By robert Lauriault
I have a cabbage palm, eight feet of clear trunk, approximately twenty-five years old from a natural seeding, growing immediately adjacent to the front porch of my log cabin built on block pilings in 1985. This winter and spring the tree began producing new growth abnormally. Instead of growing fronds on the usual extended petioles, all the new fronds are clustered tightly together as one sees on newly transplanted cabbage palms in full sun (my tree is in 60 percent shade under deciduous bald cypress). The only events that I can imagine that could have had any impact on the tree are (1) my roofer made some minor repairs to my porch roof and cut off the fronds that were overhanging the roof and (2) the periphery of my house was treated, as usual, with a pesticide to control roaches and other insects. The removed fronds represented no more than thirty percent of the total crown. I have a dense stand of gingers on both sides of the palm and these show no change in appearance and seem to be growing well.
Anyone have any ideas?
Hello! I have 3 washingtonia robustas growing from seeds in 1.5 gallon pots. This spring I'm going to repot them into bigger ones. So my question is. How important to them is root damage, because some of roots are sticking out from drain holes and there is no way rather that clip them off?
My 6 moths old palms and me on the picture.
So I have a few joannis and spiralis seedlings that are doing quite well in some one gallon pots, bit now a few have roots coming out of the bottom. Should I transplant them to a deeper pot? If so, I'd really appreciate it if someone could link me a site where I can order the deep black square pots I see many growers using on here.
My potted trachycarpus is pushing out new roots on its side. The roots are pushing the old petioles down towards the dirt. I was just wondering if I should cut the old petioles or will the roots eventually push through. Thanks!
I noticed these interesting roots, after some of the leaf bases came off this Phoenix roebelenii. I had been using the leaf bases to hang "S" hooks to hold up both tillandsia and orchids. I know that the trunk and leaf bases got a little extra water and fertilizer which could have stimulated the root growth this far up. I also had a large pile of dirt up against the trunk of this plant about 5 years ago for at least a couple of months when remodeling the house. It was originally planted by the previous home owners and had multiple trunks from a clump planting.
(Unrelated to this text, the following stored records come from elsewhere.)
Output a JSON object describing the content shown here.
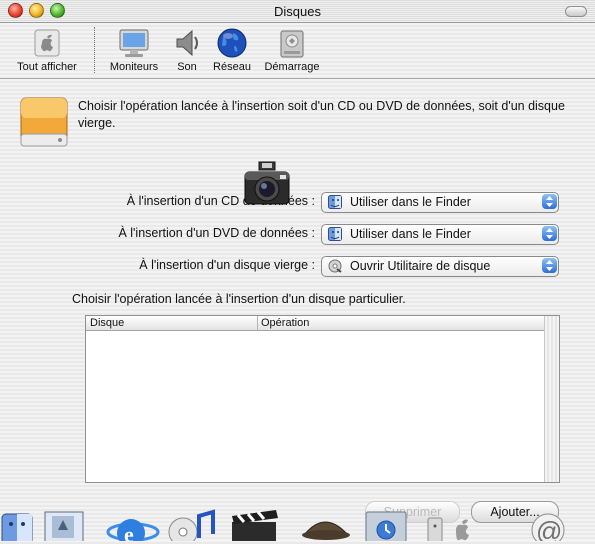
{
  "window": {
    "title": "Disques"
  },
  "toolbar": {
    "items": [
      {
        "label": "Tout afficher",
        "icon": "apple-icon"
      },
      {
        "label": "Moniteurs",
        "icon": "monitor-icon"
      },
      {
        "label": "Son",
        "icon": "speaker-icon"
      },
      {
        "label": "Réseau",
        "icon": "globe-icon"
      },
      {
        "label": "Démarrage",
        "icon": "hard-disk-icon"
      }
    ]
  },
  "intro": "Choisir l'opération lancée à l'insertion soit d'un CD ou DVD de données, soit d'un disque vierge.",
  "rows": [
    {
      "label": "À l'insertion d'un CD de données :",
      "value": "Utiliser dans le Finder",
      "icon": "finder-icon"
    },
    {
      "label": "À l'insertion d'un DVD de données :",
      "value": "Utiliser dans le Finder",
      "icon": "finder-icon"
    },
    {
      "label": "À l'insertion d'un disque vierge :",
      "value": "Ouvrir Utilitaire de disque",
      "icon": "disk-utility-icon"
    }
  ],
  "particular": "Choisir l'opération lancée à l'insertion d'un disque particulier.",
  "table": {
    "columns": [
      "Disque",
      "Opération"
    ],
    "rows": []
  },
  "buttons": {
    "remove": "Supprimer",
    "add": "Ajouter..."
  },
  "dock": [
    "finder-icon",
    "mail-icon",
    "internet-explorer-icon",
    "itunes-icon",
    "imovie-icon",
    "sherlock-icon",
    "system-preferences-icon",
    "apple-icon",
    "mail-at-icon"
  ],
  "colors": {
    "accent": "#3a7ad8",
    "disabled_text": "#b8b8b8"
  }
}
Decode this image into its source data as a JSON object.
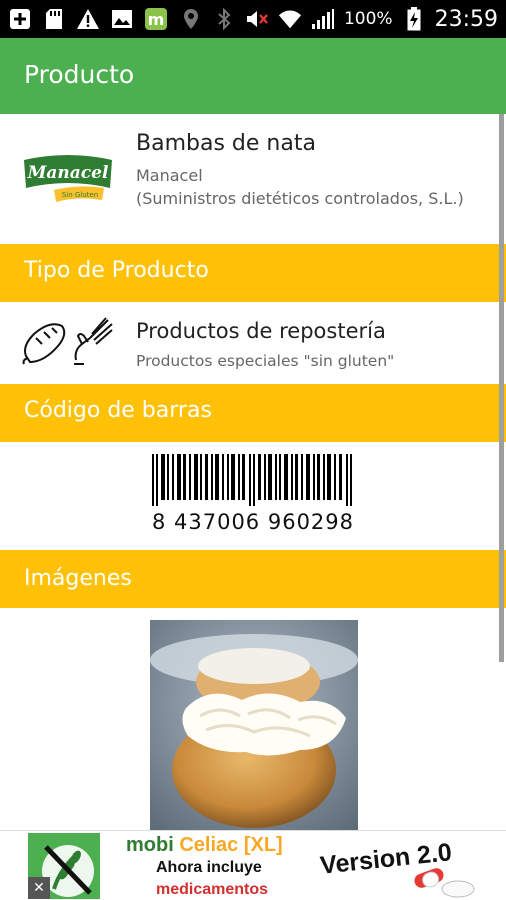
{
  "status_bar": {
    "battery_percent": "100%",
    "time": "23:59",
    "icons": [
      "add-box-icon",
      "sd-card-icon",
      "warning-icon",
      "image-icon",
      "m-app-icon",
      "location-icon",
      "bluetooth-icon",
      "mute-icon",
      "wifi-icon",
      "signal-icon",
      "battery-charging-icon"
    ]
  },
  "app_bar": {
    "title": "Producto"
  },
  "product": {
    "name": "Bambas de nata",
    "brand": "Manacel",
    "company": "(Suministros dietéticos controlados, S.L.)",
    "logo_text": "Manacel",
    "logo_subtext": "Sin Gluten"
  },
  "sections": {
    "type_header": "Tipo de Producto",
    "barcode_header": "Código de barras",
    "images_header": "Imágenes"
  },
  "product_type": {
    "title": "Productos de repostería",
    "subtitle": "Productos especiales \"sin gluten\"",
    "icons": [
      "bread-icon",
      "whisk-hand-icon"
    ]
  },
  "barcode": {
    "number": "8 437006 960298"
  },
  "image": {
    "subject": "cream-puff-photo"
  },
  "ad": {
    "brand_mobi": "mobi",
    "brand_celiac": "Celiac [XL]",
    "line1": "Ahora incluye",
    "line2": "medicamentos",
    "version": "Version 2.0",
    "close_label": "✕"
  },
  "colors": {
    "app_bar": "#4caf50",
    "section_header": "#ffc107",
    "status_bar": "#000000"
  }
}
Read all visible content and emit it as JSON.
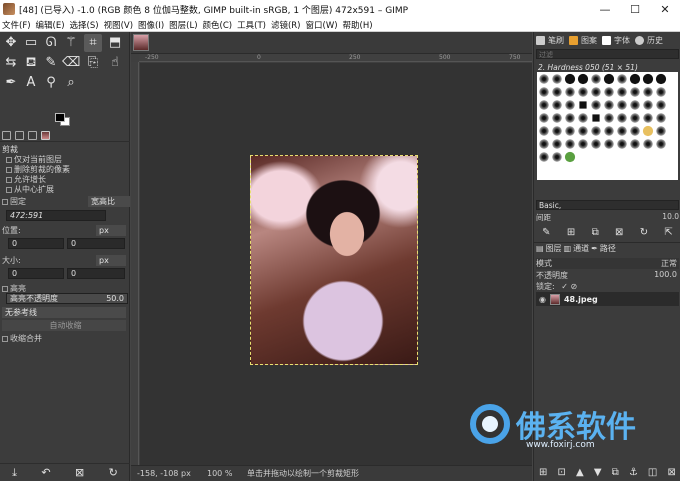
{
  "window": {
    "title": "[48] (已导入) -1.0 (RGB 颜色 8 位伽马整数, GIMP built-in sRGB, 1 个图层) 472x591 – GIMP",
    "minimize": "—",
    "maximize": "☐",
    "close": "✕"
  },
  "menu": [
    "文件(F)",
    "编辑(E)",
    "选择(S)",
    "视图(V)",
    "图像(I)",
    "图层(L)",
    "颜色(C)",
    "工具(T)",
    "滤镜(R)",
    "窗口(W)",
    "帮助(H)"
  ],
  "tool_options": {
    "title": "剪裁",
    "opt1": "仅对当前图层",
    "opt2": "删除剪裁的像素",
    "opt3": "允许增长",
    "opt4": "从中心扩展",
    "fixed_label": "固定",
    "fixed_value": "宽高比",
    "ratio": "472:591",
    "position_label": "位置:",
    "position_unit": "px",
    "position_x": "0",
    "position_y": "0",
    "size_label": "大小:",
    "size_unit": "px",
    "size_w": "0",
    "size_h": "0",
    "highlight_label": "高亮",
    "highlight_opacity_label": "高亮不透明度",
    "highlight_opacity_value": "50.0",
    "guides": "无参考线",
    "auto_shrink": "自动收缩",
    "merge_label": "收缩合并"
  },
  "canvas": {
    "ruler_marks": [
      "-250",
      "0",
      "250",
      "500",
      "750"
    ]
  },
  "status": {
    "coords": "-158, -108",
    "unit": "px",
    "zoom": "100 %",
    "message": "单击并拖动以绘制一个剪裁矩形"
  },
  "brushes_panel": {
    "tab_brushes": "笔刷",
    "tab_patterns": "图案",
    "tab_fonts": "字体",
    "tab_history": "历史",
    "filter_placeholder": "过滤",
    "current_brush": "2. Hardness 050 (51 × 51)",
    "tag": "Basic,",
    "spacing_label": "间距",
    "spacing_value": "10.0"
  },
  "layers_panel": {
    "tab_layers": "图层",
    "tab_channels": "通道",
    "tab_paths": "路径",
    "mode_label": "模式",
    "mode_value": "正常",
    "opacity_label": "不透明度",
    "opacity_value": "100.0",
    "lock_label": "锁定:",
    "layer_name": "48.jpeg"
  },
  "watermark": {
    "title": "佛系软件",
    "url": "www.foxirj.com"
  },
  "colors": {
    "fg": "#000000",
    "bg": "#ffffff",
    "selection": "#e8e070",
    "watermark": "#5bb2f0"
  }
}
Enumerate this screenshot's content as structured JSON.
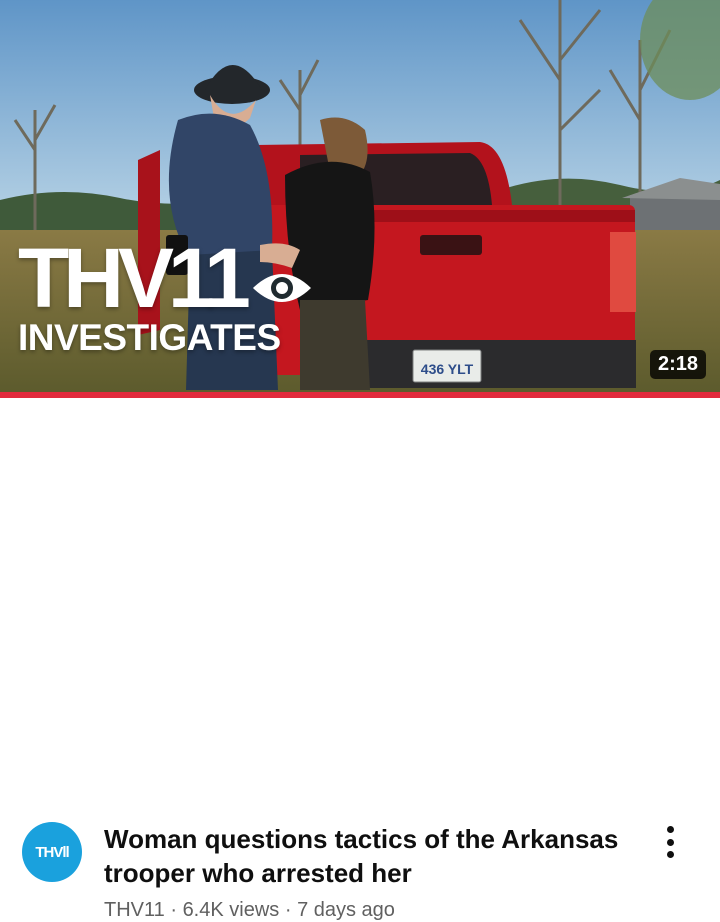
{
  "video": {
    "thumbnail": {
      "brand_callsign": "THV11",
      "brand_subtitle": "INVESTIGATES",
      "license_plate": "436 YLT",
      "duration": "2:18",
      "progress_fraction": 1.0
    },
    "title": "Woman questions tactics of the Arkansas trooper who arrested her",
    "channel": "THV11",
    "views": "6.4K views",
    "age": "7 days ago",
    "separator": "·",
    "avatar_text": "THV11"
  },
  "colors": {
    "progress": "#e22a3d",
    "avatar_bg": "#1aa1dd",
    "truck_red": "#c4171f"
  },
  "icons": {
    "menu": "more-vertical-icon"
  }
}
I eliminated all the other trunks shortly after finishing the remodel to make room for other things adjacent to it. Anyone seen roots come out this far up the trunk of a P roebelenii before?